Source: LSH Research, PMA, Property Data

Activity has returned to the UK’s regional office markets, with Q3 representing 2022’s strongest period for regional offices take-up. Across the 20 key regional markets covered by Lambert Smith Hampton’s (LSH’s) regional office report, take-up for the past quarter hit 2.1m sq ft, just 6% below trend.

Though take-up across the 20 key regional markets for 2022 is forecast to end up marginally below 2021’s total, the volume of deal activity has increased, indicating improved demand at the smaller end of the market, with the number of deals in 2022 up to Q3 8% above the average across 2021.

In line with evolving occupancy trends, we are continuing to see a consolidatory shift in the market. While take-up in the largest 20,000 sq ft plus bracket was 45% below the 10-year trend over 2022, the next largest 10,000 sq ft -19,999 sq ft bracket was the most resilient of the four size-bands, with take-up 3% ahead of trend.

Evidence also points to occupiers’ continuing focus on quality over quantum in the wake of the pandemic. Grade A space accounted for 43% of 2022 YTD take-up, down from 2021’s record 46% share but ahead of the 39% overall share from the past ten years. 2022’s result is all the more impressive given the limited number of major corporate deals that typically drive grade A take-up.

Beneath the macro trend, five of the 20 key regional markets are set to see take-up in 2022 as a whole run ahead of their respective annual averages, namely Bristol, Sheffield, Liverpool, and Exeter. Boosted by the BT deal, Sheffield is on course to be 2022’s lead performer with 2022 forecast at 22% above the annual trend.

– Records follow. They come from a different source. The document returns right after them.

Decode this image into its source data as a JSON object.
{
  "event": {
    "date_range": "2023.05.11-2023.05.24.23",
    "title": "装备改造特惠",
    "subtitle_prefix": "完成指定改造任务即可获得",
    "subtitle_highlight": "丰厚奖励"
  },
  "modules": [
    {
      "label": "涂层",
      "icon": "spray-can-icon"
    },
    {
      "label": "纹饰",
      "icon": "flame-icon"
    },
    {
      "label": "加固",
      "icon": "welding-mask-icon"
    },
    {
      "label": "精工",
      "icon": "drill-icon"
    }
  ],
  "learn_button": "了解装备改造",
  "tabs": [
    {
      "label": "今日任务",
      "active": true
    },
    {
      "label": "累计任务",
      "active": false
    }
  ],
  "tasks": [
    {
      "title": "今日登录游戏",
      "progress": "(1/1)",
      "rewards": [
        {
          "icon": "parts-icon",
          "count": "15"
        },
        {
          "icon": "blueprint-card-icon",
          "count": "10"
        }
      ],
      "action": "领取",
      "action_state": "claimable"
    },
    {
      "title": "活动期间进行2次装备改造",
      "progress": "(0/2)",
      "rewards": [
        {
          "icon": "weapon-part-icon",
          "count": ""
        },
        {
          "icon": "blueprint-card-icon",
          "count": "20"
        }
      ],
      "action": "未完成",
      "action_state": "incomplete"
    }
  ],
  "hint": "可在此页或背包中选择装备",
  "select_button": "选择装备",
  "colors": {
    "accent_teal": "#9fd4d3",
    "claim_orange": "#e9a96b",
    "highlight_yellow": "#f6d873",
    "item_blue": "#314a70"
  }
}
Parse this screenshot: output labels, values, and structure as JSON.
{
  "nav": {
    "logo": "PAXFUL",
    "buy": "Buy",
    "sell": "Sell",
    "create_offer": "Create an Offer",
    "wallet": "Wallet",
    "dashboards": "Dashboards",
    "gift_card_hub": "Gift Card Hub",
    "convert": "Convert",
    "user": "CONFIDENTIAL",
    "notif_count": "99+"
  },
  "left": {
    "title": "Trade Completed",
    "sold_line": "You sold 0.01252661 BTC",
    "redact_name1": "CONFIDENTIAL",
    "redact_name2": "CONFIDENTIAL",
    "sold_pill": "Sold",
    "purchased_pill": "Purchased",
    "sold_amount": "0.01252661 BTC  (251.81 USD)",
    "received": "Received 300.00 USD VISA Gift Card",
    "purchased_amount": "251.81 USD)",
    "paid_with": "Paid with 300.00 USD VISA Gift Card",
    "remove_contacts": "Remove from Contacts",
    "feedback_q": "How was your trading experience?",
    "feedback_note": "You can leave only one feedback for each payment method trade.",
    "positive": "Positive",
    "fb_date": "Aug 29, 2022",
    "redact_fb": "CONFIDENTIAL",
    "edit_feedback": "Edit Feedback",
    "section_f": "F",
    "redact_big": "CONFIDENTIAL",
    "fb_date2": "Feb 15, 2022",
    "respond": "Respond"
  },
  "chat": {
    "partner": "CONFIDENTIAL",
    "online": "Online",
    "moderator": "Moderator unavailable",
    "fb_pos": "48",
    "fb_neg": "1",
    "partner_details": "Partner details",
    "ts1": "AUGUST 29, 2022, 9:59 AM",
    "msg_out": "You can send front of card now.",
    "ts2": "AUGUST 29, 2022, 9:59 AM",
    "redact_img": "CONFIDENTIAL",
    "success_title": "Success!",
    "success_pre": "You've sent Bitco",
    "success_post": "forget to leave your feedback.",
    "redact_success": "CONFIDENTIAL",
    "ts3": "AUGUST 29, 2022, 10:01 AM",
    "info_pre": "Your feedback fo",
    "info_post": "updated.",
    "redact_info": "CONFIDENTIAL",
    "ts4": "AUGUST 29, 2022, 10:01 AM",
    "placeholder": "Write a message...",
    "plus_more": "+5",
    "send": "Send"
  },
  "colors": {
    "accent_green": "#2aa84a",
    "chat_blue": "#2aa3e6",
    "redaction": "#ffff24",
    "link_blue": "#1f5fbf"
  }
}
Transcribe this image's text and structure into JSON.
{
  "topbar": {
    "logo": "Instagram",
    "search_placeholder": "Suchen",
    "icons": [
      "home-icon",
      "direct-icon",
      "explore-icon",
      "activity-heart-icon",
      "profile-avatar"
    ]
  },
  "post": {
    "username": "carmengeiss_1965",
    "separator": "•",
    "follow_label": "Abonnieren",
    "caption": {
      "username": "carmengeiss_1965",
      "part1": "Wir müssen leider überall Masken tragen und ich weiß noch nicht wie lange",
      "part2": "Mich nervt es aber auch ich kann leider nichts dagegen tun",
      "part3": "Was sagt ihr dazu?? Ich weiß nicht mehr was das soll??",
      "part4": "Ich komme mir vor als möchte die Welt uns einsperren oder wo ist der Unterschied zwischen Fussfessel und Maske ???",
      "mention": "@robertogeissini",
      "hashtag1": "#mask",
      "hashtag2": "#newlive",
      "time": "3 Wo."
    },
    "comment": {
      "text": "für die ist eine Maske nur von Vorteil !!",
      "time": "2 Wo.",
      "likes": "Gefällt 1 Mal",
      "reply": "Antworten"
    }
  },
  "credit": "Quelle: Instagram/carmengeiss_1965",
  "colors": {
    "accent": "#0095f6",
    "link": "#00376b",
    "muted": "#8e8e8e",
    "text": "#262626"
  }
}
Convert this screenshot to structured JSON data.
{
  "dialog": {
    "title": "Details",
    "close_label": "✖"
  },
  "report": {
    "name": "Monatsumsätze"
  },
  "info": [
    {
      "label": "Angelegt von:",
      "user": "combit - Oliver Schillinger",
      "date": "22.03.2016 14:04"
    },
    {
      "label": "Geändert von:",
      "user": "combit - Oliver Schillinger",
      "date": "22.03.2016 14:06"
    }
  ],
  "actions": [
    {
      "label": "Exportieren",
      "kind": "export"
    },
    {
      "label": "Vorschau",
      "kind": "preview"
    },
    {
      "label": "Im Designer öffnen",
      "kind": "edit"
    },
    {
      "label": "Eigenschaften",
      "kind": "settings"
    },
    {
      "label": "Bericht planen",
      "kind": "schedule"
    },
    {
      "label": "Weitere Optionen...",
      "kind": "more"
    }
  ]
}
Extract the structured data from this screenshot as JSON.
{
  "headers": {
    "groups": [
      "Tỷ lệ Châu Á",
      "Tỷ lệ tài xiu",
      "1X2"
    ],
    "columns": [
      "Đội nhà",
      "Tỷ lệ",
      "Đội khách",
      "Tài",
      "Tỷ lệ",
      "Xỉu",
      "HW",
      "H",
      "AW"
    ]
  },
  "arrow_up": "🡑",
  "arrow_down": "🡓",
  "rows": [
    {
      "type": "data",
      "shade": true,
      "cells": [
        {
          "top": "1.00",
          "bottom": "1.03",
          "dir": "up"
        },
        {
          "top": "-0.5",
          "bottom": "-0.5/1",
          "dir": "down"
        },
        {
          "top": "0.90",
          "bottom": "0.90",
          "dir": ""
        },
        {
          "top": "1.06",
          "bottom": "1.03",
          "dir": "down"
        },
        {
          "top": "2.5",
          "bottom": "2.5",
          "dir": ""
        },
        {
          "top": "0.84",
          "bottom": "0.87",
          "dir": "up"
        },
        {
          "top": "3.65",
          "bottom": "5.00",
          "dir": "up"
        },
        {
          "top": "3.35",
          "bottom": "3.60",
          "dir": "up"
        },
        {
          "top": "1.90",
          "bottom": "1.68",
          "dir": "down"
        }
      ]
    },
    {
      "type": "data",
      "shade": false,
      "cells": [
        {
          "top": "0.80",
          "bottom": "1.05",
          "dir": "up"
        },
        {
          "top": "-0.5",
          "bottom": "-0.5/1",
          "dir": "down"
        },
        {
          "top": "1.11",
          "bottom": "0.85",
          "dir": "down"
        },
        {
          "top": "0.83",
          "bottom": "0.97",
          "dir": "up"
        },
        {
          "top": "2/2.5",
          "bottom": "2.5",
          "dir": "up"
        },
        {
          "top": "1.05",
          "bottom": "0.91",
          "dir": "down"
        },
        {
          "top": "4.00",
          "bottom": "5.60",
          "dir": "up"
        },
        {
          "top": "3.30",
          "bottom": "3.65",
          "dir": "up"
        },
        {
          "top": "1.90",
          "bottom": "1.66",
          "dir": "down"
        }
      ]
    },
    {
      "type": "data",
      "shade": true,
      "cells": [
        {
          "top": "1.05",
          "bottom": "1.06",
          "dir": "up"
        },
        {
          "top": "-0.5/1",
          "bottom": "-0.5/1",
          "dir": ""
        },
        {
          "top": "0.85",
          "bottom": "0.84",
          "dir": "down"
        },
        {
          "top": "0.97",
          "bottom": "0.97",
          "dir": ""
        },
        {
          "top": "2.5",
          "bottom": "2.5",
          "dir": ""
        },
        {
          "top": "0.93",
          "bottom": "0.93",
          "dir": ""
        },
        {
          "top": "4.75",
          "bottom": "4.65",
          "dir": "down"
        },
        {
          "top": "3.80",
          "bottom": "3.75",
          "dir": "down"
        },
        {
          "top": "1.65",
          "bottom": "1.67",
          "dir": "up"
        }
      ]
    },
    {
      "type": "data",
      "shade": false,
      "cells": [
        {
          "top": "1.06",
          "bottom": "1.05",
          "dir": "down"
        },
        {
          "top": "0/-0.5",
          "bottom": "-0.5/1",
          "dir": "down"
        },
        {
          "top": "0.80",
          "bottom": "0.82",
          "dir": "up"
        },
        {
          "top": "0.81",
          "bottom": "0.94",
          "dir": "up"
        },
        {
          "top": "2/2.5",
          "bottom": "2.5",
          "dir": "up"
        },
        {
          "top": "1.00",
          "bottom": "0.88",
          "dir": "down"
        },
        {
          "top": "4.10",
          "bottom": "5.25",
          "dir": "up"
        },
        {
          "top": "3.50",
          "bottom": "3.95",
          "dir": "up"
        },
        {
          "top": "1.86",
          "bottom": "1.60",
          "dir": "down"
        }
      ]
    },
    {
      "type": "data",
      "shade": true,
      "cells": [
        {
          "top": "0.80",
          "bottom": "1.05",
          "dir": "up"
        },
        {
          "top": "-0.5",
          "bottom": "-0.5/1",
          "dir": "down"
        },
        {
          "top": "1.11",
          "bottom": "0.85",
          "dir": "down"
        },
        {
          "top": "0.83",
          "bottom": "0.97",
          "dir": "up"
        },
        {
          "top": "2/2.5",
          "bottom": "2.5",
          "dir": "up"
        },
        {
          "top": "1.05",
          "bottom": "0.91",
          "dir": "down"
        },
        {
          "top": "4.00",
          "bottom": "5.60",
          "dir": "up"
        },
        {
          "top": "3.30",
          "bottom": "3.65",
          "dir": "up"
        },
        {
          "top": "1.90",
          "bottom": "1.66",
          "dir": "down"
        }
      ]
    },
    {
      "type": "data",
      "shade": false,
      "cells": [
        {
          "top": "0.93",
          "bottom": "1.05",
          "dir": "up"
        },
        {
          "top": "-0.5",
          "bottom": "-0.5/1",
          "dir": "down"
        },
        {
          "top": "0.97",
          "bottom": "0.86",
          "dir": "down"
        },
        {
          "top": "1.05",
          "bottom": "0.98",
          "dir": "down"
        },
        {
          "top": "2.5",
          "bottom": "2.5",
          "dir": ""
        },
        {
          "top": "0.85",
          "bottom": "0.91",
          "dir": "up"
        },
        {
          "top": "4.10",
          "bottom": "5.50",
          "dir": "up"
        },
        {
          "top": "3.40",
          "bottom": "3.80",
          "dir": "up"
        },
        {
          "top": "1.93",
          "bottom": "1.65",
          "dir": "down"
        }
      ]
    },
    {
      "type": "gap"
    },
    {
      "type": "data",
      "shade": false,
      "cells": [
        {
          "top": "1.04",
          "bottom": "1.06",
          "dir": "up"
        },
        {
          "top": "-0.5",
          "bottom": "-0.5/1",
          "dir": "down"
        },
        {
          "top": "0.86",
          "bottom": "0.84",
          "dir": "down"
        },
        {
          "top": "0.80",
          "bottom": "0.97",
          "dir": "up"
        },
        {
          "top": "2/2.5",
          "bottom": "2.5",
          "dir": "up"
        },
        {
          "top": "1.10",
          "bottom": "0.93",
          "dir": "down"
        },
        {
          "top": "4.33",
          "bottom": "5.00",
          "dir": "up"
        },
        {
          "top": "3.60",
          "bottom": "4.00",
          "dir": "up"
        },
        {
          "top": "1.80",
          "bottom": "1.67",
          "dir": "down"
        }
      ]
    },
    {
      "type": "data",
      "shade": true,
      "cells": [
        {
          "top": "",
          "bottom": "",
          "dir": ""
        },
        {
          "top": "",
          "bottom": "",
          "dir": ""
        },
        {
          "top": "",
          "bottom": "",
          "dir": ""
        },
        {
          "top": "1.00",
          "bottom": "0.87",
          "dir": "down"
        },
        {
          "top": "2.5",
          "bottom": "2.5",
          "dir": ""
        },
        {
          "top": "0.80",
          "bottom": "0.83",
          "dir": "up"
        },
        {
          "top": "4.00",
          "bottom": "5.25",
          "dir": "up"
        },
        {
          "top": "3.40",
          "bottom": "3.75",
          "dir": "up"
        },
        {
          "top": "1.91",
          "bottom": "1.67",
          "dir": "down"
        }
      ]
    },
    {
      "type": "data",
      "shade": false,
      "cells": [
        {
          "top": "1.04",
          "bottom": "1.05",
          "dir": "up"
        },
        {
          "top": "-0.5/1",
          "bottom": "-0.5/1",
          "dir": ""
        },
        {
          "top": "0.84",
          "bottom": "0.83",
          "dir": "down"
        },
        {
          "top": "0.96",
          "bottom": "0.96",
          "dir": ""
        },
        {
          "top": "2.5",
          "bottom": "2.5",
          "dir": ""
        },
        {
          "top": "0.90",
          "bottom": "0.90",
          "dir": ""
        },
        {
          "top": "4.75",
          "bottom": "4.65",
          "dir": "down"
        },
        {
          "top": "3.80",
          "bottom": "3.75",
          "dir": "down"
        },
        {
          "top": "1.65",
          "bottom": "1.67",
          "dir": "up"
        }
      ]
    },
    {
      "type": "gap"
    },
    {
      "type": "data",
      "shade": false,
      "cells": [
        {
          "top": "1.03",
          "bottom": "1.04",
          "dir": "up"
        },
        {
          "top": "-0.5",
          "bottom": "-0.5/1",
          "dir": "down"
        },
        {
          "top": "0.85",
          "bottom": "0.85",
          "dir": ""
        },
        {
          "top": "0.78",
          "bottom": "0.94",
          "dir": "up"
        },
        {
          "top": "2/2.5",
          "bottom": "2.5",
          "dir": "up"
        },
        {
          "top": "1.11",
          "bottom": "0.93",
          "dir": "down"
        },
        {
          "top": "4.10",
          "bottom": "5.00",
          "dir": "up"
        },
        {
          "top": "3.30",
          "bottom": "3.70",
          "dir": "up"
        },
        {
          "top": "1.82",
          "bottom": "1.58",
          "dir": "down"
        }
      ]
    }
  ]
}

Meanwhile, overall supply across the 20 surveyed markets has picked up steadily since the pandemic, rising by 10% from the beginning of the year to its highest level since 2016. Despite the uptick, the rise is far less pronounced in comparison with Central London, where a substantial volume of second-hand space has come back to the market since the pandemic.

Across the 20 the markets, prime headline rents are forecast to increase by an impressive 7.2% in 2022. The calculation, which reflects growth in the year to Q3 and the forecast for Q4, represents the strongest annual rate of growth in over 20-years. This is led emphatically by Cardiff, where annual growth of around 30% will be secured should PwC commit to One Central Quay as expected.

Meanwhile, in the investment market rocketing inflation and rising interest rates saw many investors move to the sidelines. This was clearly reflected in volume, where, following a decent, year-long run of above trend volume, only £390m of regional offices changed hands in Q3, tumbling by 60% from Q2’s strong outturn and just half the 10-year quarterly trend level.

While the financial climate has calmed since the tumult of the mini-budget in September, the shift has forced significant price downgrades for regional offices. While evidence is limited, sentiment implied that prime yields across the regional markets shifted by circa 50bps during Q3, with a further 50bps to 75bps softening potentially needed to attract buyers. In the case of the core markets of Manchester and Birmingham, for example, this would imply prime yields moving out to circa 5.75%.

Ryan Dean, head of office advisory, LSH said;

“The pandemic’s legacy of massively increased hybrid working is pressuring occupiers in ever greater numbers to exchange quantum for quality, in the process fuelling strong rental growth. The pressure to do so has also strengthened on the back of unprecedented rises in energy costs, with the business case for occupying environmentally efficient buildings now working alongside the increasingly accepted ethical case.

“Occupiers’ focus on quality and evidence of strong rental growth for best-in-class workspace is both an opportunity and a dilemma for landlords of secondary buildings. Given the recent rapid escalation of finance and build costs, significant capital expenditure is required to reposition existing buildings to be better aligned with shifting post-pandemic demand.”

Charlie Lake, director, capital markets, LSH said;

“The rising cost of capital has seen yields on good quality, well-let income producing assets move out considerably, while residual values on secondary assets have declined sharply due to the uncertainty of where prime yields will ultimately stand after repositioning.

“However, against a backdrop of sustained occupational demand for grade A assets with strong ESG credentials, the appearance of a number of forced sellers has arguably created a unique buying opportunity at this point in the cycle, particularly now that interest rate expectations appear to be moderating.”